* _What is required_: The records are to be copied in their entirety, exactly as given.
......
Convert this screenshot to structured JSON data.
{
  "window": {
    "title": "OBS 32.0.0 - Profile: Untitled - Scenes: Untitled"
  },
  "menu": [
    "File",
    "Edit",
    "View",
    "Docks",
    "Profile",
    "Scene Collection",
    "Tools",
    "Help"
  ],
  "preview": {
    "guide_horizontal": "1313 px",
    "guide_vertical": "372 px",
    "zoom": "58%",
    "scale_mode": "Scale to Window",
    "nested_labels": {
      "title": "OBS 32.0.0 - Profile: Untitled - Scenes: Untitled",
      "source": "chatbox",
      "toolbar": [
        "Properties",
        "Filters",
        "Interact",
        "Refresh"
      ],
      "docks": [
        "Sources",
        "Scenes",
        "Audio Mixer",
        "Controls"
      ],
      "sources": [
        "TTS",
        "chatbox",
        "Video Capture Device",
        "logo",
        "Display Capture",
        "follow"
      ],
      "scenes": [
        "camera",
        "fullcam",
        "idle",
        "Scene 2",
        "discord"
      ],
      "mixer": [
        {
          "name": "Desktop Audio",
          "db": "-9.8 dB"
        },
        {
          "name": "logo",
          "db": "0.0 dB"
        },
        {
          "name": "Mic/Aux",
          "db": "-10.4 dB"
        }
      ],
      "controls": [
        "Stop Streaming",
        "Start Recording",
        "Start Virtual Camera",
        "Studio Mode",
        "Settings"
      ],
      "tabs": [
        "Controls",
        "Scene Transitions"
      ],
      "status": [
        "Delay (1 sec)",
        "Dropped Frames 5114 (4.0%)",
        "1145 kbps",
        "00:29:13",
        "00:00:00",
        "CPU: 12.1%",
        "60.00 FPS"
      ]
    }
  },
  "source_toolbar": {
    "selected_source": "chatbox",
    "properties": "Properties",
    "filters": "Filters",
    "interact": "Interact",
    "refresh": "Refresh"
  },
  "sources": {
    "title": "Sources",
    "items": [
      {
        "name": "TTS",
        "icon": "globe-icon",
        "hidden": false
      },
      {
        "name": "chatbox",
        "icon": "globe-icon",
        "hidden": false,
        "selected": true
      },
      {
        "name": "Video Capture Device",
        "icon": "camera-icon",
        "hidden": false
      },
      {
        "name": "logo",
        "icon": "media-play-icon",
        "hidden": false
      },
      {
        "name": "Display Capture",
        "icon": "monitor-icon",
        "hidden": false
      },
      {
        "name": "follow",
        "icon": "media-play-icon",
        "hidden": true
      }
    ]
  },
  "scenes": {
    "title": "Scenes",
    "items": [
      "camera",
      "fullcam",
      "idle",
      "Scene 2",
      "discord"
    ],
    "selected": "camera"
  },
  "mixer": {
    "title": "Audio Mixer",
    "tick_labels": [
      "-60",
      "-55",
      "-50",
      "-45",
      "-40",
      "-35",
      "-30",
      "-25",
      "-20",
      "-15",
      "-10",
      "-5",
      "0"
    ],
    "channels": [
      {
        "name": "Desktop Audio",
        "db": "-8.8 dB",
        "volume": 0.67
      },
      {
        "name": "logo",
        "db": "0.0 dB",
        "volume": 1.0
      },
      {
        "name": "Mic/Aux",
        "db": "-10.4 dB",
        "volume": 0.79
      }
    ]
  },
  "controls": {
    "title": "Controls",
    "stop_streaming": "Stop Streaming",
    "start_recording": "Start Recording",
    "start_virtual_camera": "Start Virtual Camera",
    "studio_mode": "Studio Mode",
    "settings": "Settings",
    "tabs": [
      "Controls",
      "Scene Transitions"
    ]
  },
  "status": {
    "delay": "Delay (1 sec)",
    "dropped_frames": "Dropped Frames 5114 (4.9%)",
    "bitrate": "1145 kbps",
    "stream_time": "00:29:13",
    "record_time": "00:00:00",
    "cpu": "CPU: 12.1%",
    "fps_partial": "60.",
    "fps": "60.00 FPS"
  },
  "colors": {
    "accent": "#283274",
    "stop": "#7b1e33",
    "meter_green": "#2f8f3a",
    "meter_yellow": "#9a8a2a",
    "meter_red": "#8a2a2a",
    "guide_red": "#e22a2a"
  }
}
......
* _Task solution_:
Convert this screenshot to structured JSON data.
{
  "window": {
    "title": "OBS 32.0.0 - Profile: Untitled - Scenes: Untitled"
  },
  "menu": [
    "File",
    "Edit",
    "View",
    "Docks",
    "Profile",
    "Scene Collection",
    "Tools",
    "Help"
  ],
  "preview": {
    "guide_horizontal": "1313 px",
    "guide_vertical": "372 px",
    "zoom": "58%",
    "scale_mode": "Scale to Window",
    "nested_labels": {
      "title": "OBS 32.0.0 - Profile: Untitled - Scenes: Untitled",
      "source": "chatbox",
      "toolbar": [
        "Properties",
        "Filters",
        "Interact",
        "Refresh"
      ],
      "docks": [
        "Sources",
        "Scenes",
        "Audio Mixer",
        "Controls"
      ],
      "sources": [
        "TTS",
        "chatbox",
        "Video Capture Device",
        "logo",
        "Display Capture",
        "follow"
      ],
      "scenes": [
        "camera",
        "fullcam",
        "idle",
        "Scene 2",
        "discord"
      ],
      "mixer": [
        {
          "name": "Desktop Audio",
          "db": "-9.8 dB"
        },
        {
          "name": "logo",
          "db": "0.0 dB"
        },
        {
          "name": "Mic/Aux",
          "db": "-10.4 dB"
        }
      ],
      "controls": [
        "Stop Streaming",
        "Start Recording",
        "Start Virtual Camera",
        "Studio Mode",
        "Settings"
      ],
      "tabs": [
        "Controls",
        "Scene Transitions"
      ],
      "status": [
        "Delay (1 sec)",
        "Dropped Frames 5114 (4.0%)",
        "1145 kbps",
        "00:29:13",
        "00:00:00",
        "CPU: 12.1%",
        "60.00 FPS"
      ]
    }
  },
  "source_toolbar": {
    "selected_source": "chatbox",
    "properties": "Properties",
    "filters": "Filters",
    "interact": "Interact",
    "refresh": "Refresh"
  },
  "sources": {
    "title": "Sources",
    "items": [
      {
        "name": "TTS",
        "icon": "globe-icon",
        "hidden": false
      },
      {
        "name": "chatbox",
        "icon": "globe-icon",
        "hidden": false,
        "selected": true
      },
      {
        "name": "Video Capture Device",
        "icon": "camera-icon",
        "hidden": false
      },
      {
        "name": "logo",
        "icon": "media-play-icon",
        "hidden": false
      },
      {
        "name": "Display Capture",
        "icon": "monitor-icon",
        "hidden": false
      },
      {
        "name": "follow",
        "icon": "media-play-icon",
        "hidden": true
      }
    ]
  },
  "scenes": {
    "title": "Scenes",
    "items": [
      "camera",
      "fullcam",
      "idle",
      "Scene 2",
      "discord"
    ],
    "selected": "camera"
  },
  "mixer": {
    "title": "Audio Mixer",
    "tick_labels": [
      "-60",
      "-55",
      "-50",
      "-45",
      "-40",
      "-35",
      "-30",
      "-25",
      "-20",
      "-15",
      "-10",
      "-5",
      "0"
    ],
    "channels": [
      {
        "name": "Desktop Audio",
        "db": "-8.8 dB",
        "volume": 0.67
      },
      {
        "name": "logo",
        "db": "0.0 dB",
        "volume": 1.0
      },
      {
        "name": "Mic/Aux",
        "db": "-10.4 dB",
        "volume": 0.79
      }
    ]
  },
  "controls": {
    "title": "Controls",
    "stop_streaming": "Stop Streaming",
    "start_recording": "Start Recording",
    "start_virtual_camera": "Start Virtual Camera",
    "studio_mode": "Studio Mode",
    "settings": "Settings",
    "tabs": [
      "Controls",
      "Scene Transitions"
    ]
  },
  "status": {
    "delay": "Delay (1 sec)",
    "dropped_frames": "Dropped Frames 5114 (4.9%)",
    "bitrate": "1145 kbps",
    "stream_time": "00:29:13",
    "record_time": "00:00:00",
    "cpu": "CPU: 12.1%",
    "fps_partial": "60.",
    "fps": "60.00 FPS"
  },
  "colors": {
    "accent": "#283274",
    "stop": "#7b1e33",
    "meter_green": "#2f8f3a",
    "meter_yellow": "#9a8a2a",
    "meter_red": "#8a2a2a",
    "guide_red": "#e22a2a"
  }
}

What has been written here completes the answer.